Read the listing below and copy out every line that holds "AssignmentOperatorsExample".
◆ ◆ ◆ ◆
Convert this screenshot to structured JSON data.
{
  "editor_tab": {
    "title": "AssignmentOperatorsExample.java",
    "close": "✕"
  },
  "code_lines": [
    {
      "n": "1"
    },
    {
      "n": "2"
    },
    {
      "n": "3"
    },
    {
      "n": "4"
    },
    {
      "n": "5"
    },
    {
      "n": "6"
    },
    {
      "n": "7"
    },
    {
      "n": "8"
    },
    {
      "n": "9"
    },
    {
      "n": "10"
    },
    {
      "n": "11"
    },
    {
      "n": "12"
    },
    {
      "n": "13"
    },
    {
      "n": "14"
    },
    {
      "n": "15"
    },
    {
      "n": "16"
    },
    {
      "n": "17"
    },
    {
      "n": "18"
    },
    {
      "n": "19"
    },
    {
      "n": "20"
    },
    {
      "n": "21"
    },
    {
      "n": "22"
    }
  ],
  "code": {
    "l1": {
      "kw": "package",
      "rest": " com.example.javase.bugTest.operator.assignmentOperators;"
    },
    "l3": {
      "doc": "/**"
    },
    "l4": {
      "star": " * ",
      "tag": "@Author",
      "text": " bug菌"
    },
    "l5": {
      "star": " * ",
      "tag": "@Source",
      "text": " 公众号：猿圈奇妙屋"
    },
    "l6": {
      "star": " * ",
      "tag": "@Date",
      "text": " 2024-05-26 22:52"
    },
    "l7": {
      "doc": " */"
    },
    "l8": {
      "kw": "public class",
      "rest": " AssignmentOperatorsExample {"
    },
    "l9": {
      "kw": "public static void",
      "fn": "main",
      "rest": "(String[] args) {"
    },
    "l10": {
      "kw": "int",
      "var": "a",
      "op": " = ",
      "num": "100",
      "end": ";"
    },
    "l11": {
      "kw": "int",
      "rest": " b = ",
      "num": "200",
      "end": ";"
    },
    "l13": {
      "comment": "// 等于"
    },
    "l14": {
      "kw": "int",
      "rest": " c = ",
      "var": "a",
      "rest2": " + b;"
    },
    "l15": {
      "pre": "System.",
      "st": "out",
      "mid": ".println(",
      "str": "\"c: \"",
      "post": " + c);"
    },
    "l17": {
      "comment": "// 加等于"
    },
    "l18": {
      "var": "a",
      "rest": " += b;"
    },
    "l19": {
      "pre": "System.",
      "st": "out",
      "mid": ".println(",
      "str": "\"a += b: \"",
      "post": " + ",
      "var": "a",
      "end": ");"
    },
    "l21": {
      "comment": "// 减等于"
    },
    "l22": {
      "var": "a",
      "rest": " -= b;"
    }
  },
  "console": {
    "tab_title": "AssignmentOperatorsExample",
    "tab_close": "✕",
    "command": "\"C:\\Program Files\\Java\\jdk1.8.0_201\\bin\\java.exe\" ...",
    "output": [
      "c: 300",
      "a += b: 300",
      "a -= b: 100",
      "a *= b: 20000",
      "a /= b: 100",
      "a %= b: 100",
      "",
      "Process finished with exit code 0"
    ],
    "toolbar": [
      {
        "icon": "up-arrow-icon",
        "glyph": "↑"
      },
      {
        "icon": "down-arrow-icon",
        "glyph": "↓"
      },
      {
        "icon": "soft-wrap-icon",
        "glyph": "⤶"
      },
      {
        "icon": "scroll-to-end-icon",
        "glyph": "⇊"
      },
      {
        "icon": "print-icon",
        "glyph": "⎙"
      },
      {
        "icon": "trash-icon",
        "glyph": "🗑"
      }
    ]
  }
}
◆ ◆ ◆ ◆
■ **Task solution**
    "title": "AssignmentOperatorsExample.java",
      "rest": " AssignmentOperatorsExample {"
    "tab_title": "AssignmentOperatorsExample",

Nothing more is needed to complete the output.